At least once a week we will be asked by a homeowner to pressure wash a wooden deck. Before I even ask the size of the deck I fire right back with questions of my own, “Are you planning on sealing and staining it when we are finished?” Now you may think I ask this so we can piggyback services contracting services and make a few extra bucks off of one customer. Truth is we do not even offer deck sealing and staining so if pressure washing and staining are the only services you are looking for we will save you time and refer you to another pressure washing and deck staining company in your area. 

While it seems like these services would go hand in hand we would rather refer you to a painting and staining specialist who not only has experience with pressure washing wooden decks but also sanding and staining. Unfortunately, it can get a bit expensive if you want it done correctly. This is because it is not generally a one day process. Most contractors will recommend pressure washing the first day and sanding and staining the next day.

Why is Sealing or Staining Important

At this point you may be asking yourself why sealing or staining a wooden deck or fence is important. Depending which source you read approximately half of residential homes in the United States have at least a wooden deck, siding, fence or roof. While this number may be declining in recent years due to the increased usage of composite materials like vinyl siding, composite decks and vinyl fences the point is there are a significant number of homeowners that still have some form of wooden materials used on the property.

You probably know that rain, snow, and other precipitation can wear down natural wood and cause cracks, fading and in some cases mold and mildew. Over time sun light will cause fading in wood decks and fences. And, if you see some form of mold or dirt growing it will most likely not disappear on its own. Staining or sealing your deck can prevent all of these things at least for some period of time.

Cleaning Product to Use

Many homeowner will use a household bleach to prepare a deck or fence for staining and while this is a major component that any pressure washing contractor will use it should not be the only agent used. Phosphoric acid can remove aging, oxalic acid can remove rust stains, and citric acid can be used on harder woods. If you are unfamiliar with what type of wood your deck is made of or it looks like too big of a job to tackle on your own contact an expert.
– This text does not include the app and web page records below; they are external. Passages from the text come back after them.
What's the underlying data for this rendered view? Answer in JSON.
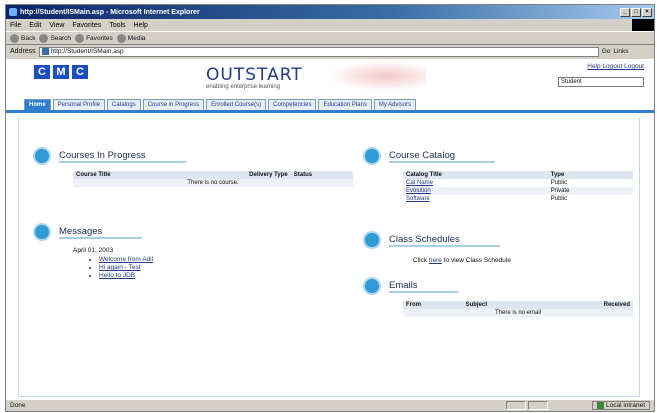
{
  "window": {
    "title": "http://Student/ISMain.asp - Microsoft Internet Explorer"
  },
  "menu": [
    "File",
    "Edit",
    "View",
    "Favorites",
    "Tools",
    "Help"
  ],
  "toolbar": [
    "Back",
    "Search",
    "Favorites",
    "Media"
  ],
  "address": {
    "label": "Address",
    "url": "http://Student/ISMain.asp",
    "go": "Go",
    "links": "Links"
  },
  "header": {
    "logo_letters": [
      "C",
      "M",
      "C"
    ],
    "brand": "OUTSTART",
    "tagline": "enabling enterprise learning",
    "top_links": "Help Logout Logout",
    "user_select": "Student"
  },
  "tabs": [
    "Home",
    "Personal Profile",
    "Catalogs",
    "Course in Progress",
    "Enrolled Course(s)",
    "Competencies",
    "Education Plans",
    "My Advisors"
  ],
  "courses_in_progress": {
    "title": "Courses In Progress",
    "columns": [
      "Course Title",
      "Delivery Type",
      "Status"
    ],
    "empty": "There is no course."
  },
  "messages": {
    "title": "Messages",
    "date": "April 01, 2003",
    "items": [
      "Welcome from Adil",
      "Hi again - Test",
      "Hello to JDB"
    ]
  },
  "course_catalog": {
    "title": "Course Catalog",
    "columns": [
      "Catalog Title",
      "Type"
    ],
    "rows": [
      [
        "Cat Name",
        "Public"
      ],
      [
        "Evolution",
        "Private"
      ],
      [
        "Software",
        "Public"
      ]
    ]
  },
  "class_schedules": {
    "title": "Class Schedules",
    "text_before": "Click",
    "link": "here",
    "text_after": "to view Class Schedule"
  },
  "emails": {
    "title": "Emails",
    "columns": [
      "From",
      "Subject",
      "Received"
    ],
    "empty": "There is no email"
  },
  "status": {
    "left": "Done",
    "zone": "Local intranet"
  },
  "colors": {
    "tab_active": "#2f7fd0",
    "brand": "#1f3b8a",
    "icon": "#2f9ad6"
  }
}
If you decide to take on the job yourself make sure you do not use high pressure. The cleaning agents are supposed to do most of the work. You will have to sand at least once, first with a lower grit paper and second with a higher grit paper for the fine look you are hoping for. If your deck was sealed previously, you will need to remove the existing finish with a stripper. You will probably have to sand the deck after this process as well.

Sealing your Deck

There is no one sized fits all sealant for all wooden decks in the world. There are different sealing agents used for the different types of wood on the market. Sure, you can buy the cheapest seal out there or the most expensive seal out there but odds are if you do a little research your money will go a long way. In many cases a homeowner will purchase the most expensive sealant on the market assuming that it HAS to work. But in my experience that is like putting a premium gasoline in a car that is built to take regular. Yes, it will probably work but you will be wasting money.

Choose the sealant that is best for you. A decent sealant will provide fading against sunlight and resistance against mold and mildew. You should wait at least 24 hours (read the manufacturers instructions) before applying any protective coating. Mix all of your sealants together before applying to ensure uniformity in both color and consistency for your deck or fence. Two coats are generally better than one but again refer to the manufacturers guidelines.